- Most multi-nationals prefer ex-pats familiar with their business to take up senior management positions in their new ventures in developing countries. Although this gives the parent company some peace of mind that its investment is being looked after, it can inhibit the company from achieving the kind of growth the investment was intended for. Perhaps braver than most, some corporations have retained local management teams and trusted their entrepreneurial spirit and knowledge of local conditions to grow the business. A mix of expat expertise and local knowledge is perhaps a recipe to deliver the best of both worlds.
- Labour action can have a substantial impact on business operations and profitability. In some developing countries labour rights are virtually non-existent (even child labour is still prevalent in some parts of India) while others have powerful union movements and sophisticated labour laws. Understanding the intricacies of the local labour market and areas of skills shortage is imperative.
- Choosing the right company to invest in is vital, more so in developing countries where the playing field is not always level. Family or government connections, monopolistic distribution channels and lack of competition can make certain companies more likely to succeed than others. It is worth doing homework to determine what really makes a target company successful and whether these traits will continue going forward.
- Exchange control regulations can be a considerable hindrance to expatriating cash from certain developing countries. Corporations need to bear this in mind in deciding on funding structures and particularly the source of cash flows to fund debt repayments and the costs and time associated with expatriating cash.
- With the exception of the likes of China and Venezuela who have pegged their currencies to the US Dollar, developing nations’ currencies are known for their consistent volatility. Movements in exchange rates can have a significant impact on earnings (either negative or positive) and hedging options may be limited. While nobody can predict what exchange rates will do in future, it is important to understand the underlying performance of the target business when forex impacts are stripped out and the sensitivity of profits to exchange rate fluctuations.
- Working capital management often takes a back seat in favour of chasing revenue and profits. This is compounded by developing markets being predominantly cash driven with limited flexibility in credit terms.

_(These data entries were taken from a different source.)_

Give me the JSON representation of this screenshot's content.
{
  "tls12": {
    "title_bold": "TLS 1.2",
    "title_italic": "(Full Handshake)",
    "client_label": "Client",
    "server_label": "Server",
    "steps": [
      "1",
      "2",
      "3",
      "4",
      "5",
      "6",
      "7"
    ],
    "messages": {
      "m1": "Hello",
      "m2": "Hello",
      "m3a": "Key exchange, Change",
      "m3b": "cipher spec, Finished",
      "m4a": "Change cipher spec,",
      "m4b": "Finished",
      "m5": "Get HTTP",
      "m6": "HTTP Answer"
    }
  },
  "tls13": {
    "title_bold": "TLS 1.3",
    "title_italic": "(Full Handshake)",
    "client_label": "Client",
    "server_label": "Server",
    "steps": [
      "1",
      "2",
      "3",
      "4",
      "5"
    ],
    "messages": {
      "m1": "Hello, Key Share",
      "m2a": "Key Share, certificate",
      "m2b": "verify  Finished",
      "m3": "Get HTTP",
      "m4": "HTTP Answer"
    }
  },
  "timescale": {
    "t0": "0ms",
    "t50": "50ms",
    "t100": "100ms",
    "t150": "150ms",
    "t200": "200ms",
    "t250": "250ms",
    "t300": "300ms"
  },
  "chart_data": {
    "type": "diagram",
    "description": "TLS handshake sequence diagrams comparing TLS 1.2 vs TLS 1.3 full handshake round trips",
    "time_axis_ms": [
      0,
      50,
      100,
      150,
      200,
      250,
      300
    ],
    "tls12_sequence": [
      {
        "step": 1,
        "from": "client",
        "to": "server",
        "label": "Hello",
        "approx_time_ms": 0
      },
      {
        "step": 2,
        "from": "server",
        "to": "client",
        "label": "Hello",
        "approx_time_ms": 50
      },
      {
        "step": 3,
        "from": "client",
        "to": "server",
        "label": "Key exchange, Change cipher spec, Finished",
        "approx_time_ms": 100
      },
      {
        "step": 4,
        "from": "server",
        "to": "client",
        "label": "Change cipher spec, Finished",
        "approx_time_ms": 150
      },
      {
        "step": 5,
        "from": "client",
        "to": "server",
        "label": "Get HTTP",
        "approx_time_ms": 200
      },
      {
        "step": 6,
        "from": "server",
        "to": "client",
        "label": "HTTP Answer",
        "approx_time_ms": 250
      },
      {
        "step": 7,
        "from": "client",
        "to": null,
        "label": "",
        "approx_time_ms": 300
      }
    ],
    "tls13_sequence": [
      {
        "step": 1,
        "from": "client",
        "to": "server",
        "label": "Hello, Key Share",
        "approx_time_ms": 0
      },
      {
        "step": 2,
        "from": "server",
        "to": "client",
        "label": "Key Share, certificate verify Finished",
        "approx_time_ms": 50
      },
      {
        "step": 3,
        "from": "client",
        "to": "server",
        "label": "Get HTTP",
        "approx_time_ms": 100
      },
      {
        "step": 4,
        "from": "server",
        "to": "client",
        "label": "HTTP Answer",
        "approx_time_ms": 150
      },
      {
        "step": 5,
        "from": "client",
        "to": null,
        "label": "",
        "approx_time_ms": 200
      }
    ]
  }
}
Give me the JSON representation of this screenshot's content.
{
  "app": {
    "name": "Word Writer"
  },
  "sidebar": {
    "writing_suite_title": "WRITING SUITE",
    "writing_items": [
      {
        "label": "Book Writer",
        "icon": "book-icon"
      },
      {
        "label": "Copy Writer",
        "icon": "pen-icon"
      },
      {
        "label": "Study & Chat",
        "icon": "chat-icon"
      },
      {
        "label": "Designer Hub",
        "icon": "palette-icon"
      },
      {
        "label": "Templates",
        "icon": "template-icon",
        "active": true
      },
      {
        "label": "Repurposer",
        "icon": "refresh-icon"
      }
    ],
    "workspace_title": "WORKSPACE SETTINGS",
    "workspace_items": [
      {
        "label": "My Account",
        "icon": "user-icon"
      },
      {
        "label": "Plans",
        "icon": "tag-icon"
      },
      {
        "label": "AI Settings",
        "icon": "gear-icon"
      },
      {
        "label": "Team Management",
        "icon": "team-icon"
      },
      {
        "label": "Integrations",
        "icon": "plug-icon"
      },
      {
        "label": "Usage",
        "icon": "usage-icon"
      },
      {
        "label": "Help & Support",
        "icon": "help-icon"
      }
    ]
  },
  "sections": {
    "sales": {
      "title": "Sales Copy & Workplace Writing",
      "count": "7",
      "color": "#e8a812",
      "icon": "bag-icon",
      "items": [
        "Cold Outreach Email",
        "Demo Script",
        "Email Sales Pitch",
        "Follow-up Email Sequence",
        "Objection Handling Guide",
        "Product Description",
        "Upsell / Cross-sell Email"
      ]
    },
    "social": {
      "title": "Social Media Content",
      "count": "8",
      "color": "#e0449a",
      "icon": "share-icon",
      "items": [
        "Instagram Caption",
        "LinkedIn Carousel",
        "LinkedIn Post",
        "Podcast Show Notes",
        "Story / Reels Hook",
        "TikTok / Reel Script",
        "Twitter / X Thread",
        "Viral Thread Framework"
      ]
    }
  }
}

It does provide opportunity for relatively low-effort extracting of value through improved working capital management though.
- Manufacturing quality and control may be at lower standards than those required by multi-nationals in their home countries, leading to once-off correction costs and potential environmental and consumer protection contingent liabilities. Don’t just turn a blind eye to identified mal-practice – it might be condoned locally, but damage to an organisation’s reputation should an incident occur, could be costly.
In summary, there are many challenges to investing in Africa but the reward for the patient and well-prepared investor is probably beyond what is on offer from any other region in the world.